In a transistor, electrons scurry along a channel whose length partly determines the device’s speed. Chip makers have devised clever schemes to shrink circuitry, including transistors and their channels, thereby speeding up electronic processing.
Now, using a novel method of making transistors, Jan Hendrik Schön and his colleagues at Lucent Technologies’ Bell Labs in Murray Hill, N.J., have built prototype devices with channels the length of a single molecule, about 2 nanometers.
The new channels span less than a fiftieth the length of the channels typical in chips today, Schön says. They’re also shorter than the channels of other single-molecule transistors made from tubular strands called carbon nanotubes (SN: 11/10/01, p. 294: Wiring teensy tubes, strands into circuits).
To make the devices, the Lucent scientists etched notches into silicon and deposited gold into them. The researchers then coated the gold with a one-molecule-thick layer of conductive organic molecules called thiols. Finally, they capped that layer with another film of gold. The area of each transistor measures 100 nm by 800 nm, the researchers report in the Oct. 18 Nature.
At first, the scientists made devices that conducted current through thousands of thiol molecules at once. According to a report in an upcoming Science, they later made transistors in which apparently a single thiol molecule was the channel. They achieved this by diluting the thiols with nonconductive molecules.
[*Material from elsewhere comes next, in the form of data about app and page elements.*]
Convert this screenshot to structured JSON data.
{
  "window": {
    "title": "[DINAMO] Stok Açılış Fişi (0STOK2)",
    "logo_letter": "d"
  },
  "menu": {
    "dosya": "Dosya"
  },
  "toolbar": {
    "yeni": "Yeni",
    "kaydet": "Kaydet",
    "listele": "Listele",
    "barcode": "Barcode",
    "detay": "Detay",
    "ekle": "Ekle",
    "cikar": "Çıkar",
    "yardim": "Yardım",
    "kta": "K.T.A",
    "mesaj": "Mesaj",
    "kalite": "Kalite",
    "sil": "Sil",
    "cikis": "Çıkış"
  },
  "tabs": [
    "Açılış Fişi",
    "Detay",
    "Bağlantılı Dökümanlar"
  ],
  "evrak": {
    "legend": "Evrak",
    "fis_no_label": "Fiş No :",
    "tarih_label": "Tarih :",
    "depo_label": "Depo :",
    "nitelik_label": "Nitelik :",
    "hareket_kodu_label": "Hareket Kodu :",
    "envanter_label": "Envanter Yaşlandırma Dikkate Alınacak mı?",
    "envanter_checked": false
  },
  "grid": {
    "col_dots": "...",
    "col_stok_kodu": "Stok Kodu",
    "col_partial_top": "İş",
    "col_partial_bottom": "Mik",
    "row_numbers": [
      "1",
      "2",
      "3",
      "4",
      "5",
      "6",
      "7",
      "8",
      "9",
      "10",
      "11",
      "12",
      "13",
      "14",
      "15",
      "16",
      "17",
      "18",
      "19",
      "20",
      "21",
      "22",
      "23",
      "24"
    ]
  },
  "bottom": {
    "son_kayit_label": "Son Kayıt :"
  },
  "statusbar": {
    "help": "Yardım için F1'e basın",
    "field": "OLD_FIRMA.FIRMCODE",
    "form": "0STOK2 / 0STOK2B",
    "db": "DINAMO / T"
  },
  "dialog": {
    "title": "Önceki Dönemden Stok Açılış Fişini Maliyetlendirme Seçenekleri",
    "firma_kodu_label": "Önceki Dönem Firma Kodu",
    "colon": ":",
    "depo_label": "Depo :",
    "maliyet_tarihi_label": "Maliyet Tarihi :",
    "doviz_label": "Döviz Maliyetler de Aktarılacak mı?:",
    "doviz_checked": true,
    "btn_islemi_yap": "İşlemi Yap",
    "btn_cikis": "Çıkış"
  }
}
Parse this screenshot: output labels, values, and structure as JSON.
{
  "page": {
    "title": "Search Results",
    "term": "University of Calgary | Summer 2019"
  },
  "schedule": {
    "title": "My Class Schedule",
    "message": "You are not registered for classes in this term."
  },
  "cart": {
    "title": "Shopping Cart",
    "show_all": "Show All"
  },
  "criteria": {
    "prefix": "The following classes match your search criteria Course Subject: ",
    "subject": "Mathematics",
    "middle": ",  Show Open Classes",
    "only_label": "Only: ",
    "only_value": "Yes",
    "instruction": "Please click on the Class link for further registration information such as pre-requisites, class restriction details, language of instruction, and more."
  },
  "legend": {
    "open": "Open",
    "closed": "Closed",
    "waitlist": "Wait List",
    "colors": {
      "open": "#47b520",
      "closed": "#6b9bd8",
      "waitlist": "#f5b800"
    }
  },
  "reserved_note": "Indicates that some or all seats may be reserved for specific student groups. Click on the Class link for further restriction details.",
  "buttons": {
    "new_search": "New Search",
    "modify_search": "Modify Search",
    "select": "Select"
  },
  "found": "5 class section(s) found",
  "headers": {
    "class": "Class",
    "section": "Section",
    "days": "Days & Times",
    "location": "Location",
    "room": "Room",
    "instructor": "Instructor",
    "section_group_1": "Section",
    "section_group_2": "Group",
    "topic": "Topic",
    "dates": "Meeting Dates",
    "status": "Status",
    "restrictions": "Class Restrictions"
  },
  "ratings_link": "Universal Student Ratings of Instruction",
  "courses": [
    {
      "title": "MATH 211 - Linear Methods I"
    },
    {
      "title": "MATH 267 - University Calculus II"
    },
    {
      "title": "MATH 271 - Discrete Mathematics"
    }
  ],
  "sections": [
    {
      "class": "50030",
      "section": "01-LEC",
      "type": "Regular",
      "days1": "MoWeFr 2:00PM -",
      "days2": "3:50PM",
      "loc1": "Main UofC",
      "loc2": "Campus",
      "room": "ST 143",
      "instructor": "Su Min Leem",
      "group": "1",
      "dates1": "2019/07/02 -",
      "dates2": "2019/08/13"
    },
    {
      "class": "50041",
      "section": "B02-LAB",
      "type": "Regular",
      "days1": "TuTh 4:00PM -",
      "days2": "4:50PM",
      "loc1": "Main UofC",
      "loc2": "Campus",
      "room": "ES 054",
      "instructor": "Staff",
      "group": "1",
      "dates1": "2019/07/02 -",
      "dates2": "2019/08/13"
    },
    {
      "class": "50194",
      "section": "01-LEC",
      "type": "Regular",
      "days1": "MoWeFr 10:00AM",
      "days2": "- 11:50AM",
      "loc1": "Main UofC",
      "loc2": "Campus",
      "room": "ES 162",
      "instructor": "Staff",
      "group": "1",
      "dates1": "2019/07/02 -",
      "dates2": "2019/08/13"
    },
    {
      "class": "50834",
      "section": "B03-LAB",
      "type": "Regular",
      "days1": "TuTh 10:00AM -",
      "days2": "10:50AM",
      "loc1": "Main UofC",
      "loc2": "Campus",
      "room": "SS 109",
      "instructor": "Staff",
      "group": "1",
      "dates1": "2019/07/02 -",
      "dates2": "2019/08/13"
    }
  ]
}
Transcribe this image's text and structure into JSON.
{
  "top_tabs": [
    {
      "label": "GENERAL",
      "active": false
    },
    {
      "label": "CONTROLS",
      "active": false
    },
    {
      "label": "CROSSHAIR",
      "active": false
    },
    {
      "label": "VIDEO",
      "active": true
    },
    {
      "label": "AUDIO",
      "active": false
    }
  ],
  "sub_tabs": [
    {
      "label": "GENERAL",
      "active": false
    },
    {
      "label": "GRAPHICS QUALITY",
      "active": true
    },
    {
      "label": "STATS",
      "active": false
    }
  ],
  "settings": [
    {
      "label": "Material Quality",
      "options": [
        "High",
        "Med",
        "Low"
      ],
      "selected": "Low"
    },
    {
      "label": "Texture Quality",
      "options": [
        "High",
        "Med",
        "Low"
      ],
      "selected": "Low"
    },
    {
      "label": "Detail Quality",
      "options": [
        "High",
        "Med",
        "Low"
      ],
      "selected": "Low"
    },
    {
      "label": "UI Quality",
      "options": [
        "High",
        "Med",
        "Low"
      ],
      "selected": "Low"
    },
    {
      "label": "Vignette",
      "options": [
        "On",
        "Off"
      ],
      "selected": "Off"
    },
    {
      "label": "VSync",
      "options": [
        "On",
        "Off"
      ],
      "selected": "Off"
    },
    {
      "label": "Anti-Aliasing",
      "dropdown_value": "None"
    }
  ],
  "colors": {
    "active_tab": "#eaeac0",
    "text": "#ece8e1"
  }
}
The new transistors have a long way to go before they can compete with conventional devices, Schön says. However, the extremely short channels bode well for making faster devices, he claims. Moreover, the fabrication technique avoids high temperatures, the need for vacuum chambers, and other drawbacks of conventional chip making. By the time current electronics fabrication reaches its limits in the next decade or so, these new types of chips may be ready to keep the miniaturization momentum going.